Glucophage (metformin), an oral diabetes medicine that helps control blood sugar levels, does not improve survival among patients with type 2 diabetes and malignant pleural mesothelioma, contrary to what has been described in diabetic patients with other types of cancers.
The results come from a retrospective study published in Lung Cancer, titled “Metformin and survival of people with type 2 diabetes and pleural mesothelioma: A population-based retrospective cohort study.”
A number of studies have shown strong association between diabetes and cancer incidence and mortality, with 8 to 18 percent of cancer patients having diabetes.
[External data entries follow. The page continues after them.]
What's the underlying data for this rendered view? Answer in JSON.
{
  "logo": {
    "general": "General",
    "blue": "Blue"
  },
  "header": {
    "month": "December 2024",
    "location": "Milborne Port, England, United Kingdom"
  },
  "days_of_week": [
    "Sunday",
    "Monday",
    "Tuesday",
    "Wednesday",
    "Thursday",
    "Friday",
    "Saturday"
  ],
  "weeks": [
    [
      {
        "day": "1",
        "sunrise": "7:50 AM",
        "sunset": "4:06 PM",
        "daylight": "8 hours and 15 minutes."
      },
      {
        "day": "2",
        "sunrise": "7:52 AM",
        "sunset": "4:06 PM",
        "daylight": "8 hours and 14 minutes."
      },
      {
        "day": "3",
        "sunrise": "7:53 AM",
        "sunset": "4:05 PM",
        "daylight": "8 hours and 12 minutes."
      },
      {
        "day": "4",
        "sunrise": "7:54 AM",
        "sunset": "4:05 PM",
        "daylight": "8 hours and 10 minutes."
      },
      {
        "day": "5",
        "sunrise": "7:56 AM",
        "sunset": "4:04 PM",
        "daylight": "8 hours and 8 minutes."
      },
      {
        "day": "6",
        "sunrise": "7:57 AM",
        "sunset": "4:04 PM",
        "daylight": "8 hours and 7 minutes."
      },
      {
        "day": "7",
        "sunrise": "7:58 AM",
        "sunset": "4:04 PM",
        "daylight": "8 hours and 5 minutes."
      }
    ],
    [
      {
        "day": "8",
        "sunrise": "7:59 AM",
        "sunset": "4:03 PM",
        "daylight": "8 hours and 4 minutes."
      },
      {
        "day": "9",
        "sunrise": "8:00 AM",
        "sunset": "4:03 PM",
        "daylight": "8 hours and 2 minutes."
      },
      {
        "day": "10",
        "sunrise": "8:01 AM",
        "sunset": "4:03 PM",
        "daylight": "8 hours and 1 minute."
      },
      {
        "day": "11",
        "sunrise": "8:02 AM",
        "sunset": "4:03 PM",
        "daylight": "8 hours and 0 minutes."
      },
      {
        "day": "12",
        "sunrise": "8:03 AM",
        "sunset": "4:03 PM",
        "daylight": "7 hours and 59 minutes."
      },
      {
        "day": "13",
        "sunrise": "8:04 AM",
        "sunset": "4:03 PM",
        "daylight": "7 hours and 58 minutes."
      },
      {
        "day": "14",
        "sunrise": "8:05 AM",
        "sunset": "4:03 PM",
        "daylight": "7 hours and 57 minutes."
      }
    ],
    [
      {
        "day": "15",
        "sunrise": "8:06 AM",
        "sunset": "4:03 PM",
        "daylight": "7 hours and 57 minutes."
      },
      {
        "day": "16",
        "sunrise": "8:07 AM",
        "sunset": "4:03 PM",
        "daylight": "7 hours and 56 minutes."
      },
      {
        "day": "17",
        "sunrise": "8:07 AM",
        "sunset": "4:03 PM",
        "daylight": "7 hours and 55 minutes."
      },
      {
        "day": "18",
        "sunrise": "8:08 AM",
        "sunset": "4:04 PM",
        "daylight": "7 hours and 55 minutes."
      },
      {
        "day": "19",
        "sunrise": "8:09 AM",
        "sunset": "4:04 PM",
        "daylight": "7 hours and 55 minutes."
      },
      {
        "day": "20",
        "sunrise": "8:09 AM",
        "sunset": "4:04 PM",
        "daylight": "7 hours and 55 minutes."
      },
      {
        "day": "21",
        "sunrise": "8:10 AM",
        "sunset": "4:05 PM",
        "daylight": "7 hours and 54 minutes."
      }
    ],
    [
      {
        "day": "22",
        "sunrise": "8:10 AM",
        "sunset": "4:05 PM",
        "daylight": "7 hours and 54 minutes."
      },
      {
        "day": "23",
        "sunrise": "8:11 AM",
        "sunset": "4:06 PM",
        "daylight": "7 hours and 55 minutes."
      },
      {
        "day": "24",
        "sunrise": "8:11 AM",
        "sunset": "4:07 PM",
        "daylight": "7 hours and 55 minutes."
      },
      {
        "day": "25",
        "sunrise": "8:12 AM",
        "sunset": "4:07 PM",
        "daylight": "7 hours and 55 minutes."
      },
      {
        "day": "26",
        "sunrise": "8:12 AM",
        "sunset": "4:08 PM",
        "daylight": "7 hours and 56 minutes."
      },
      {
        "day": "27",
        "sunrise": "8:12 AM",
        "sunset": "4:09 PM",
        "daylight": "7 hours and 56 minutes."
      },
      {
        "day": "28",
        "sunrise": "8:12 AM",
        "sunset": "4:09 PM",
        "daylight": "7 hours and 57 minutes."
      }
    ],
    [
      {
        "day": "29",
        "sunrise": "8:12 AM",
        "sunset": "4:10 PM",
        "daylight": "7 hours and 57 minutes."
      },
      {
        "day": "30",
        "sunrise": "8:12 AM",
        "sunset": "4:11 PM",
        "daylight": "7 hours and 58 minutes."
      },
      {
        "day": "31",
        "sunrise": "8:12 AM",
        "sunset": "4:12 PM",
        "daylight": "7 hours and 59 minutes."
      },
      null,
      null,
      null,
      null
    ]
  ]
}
In addition, pre-existing diabetes has been shown to increase cancer mortality by as much as 41 percent.
Metformin, which is also marketed as Glumetza, Fortamet, and Riomet, is widely prescribed as a first-line therapy for type 2 diabetes, and is believed to have anti-cancer effects, leading to improved survival in diabetes patients with several types of cancer. Studies have demonstrated this in non-small cell lung cancer, where Glucophage inhibited tumor cell growth and enhanced the effects of radiotherapy and chemotherapy.
Given the lack of studies addressing whether Glucophage increases survival in patients with diabetes and malignant pleural mesothelioma, which is associated with very poor outcomes, the researchers conducted a retrospective cohort study in type 2 diabetes patients diagnosed with pleural or unspecified mesothelioma included in Scottish population-based diabetes and cancer data sets.
The researchers hypothesized that, similar to what was found in lung cancer, Glucophage would also improve the survival of these patients. But their results proved otherwise.
Among the 300 patients with type 2 diabetes and mesothelioma, 148 had used Glucophage, and 290 died during a median follow-up of 7.5 months. Although the researchers found that users survived for a median of 8.8 months and non-users for a median of 6.5 months, the results were not statistically significant.
This lack of association between Glucophage administration and improved survival was still observed, even after the researchers adjusted their data for age, sex, diabetes duration, socio-economic status, and other anti-diabetic medications. In addition, non-statistically significant associations were also identified even when patients took Glucophage in the year before mesothelioma diagnosis, or used Glucophage for more than a year.
The researchers note that the small sample size and the absence of data regarding mesothelioma stage or sub-type are limitations of their study, possibly accounting for imprecise estimates.
“Other limitations include the lack of information on comorbidities, glucose control, and mesothelioma treatments in the dataset. As a result the possibility of confounding by these factors remains,” Hongjiang Wu, from the University of Edinburgh, and colleagues wrote.
Nevertheless, the researchers believe that so far there is no evidence to support trials of Glucophage in patients with mesothelioma.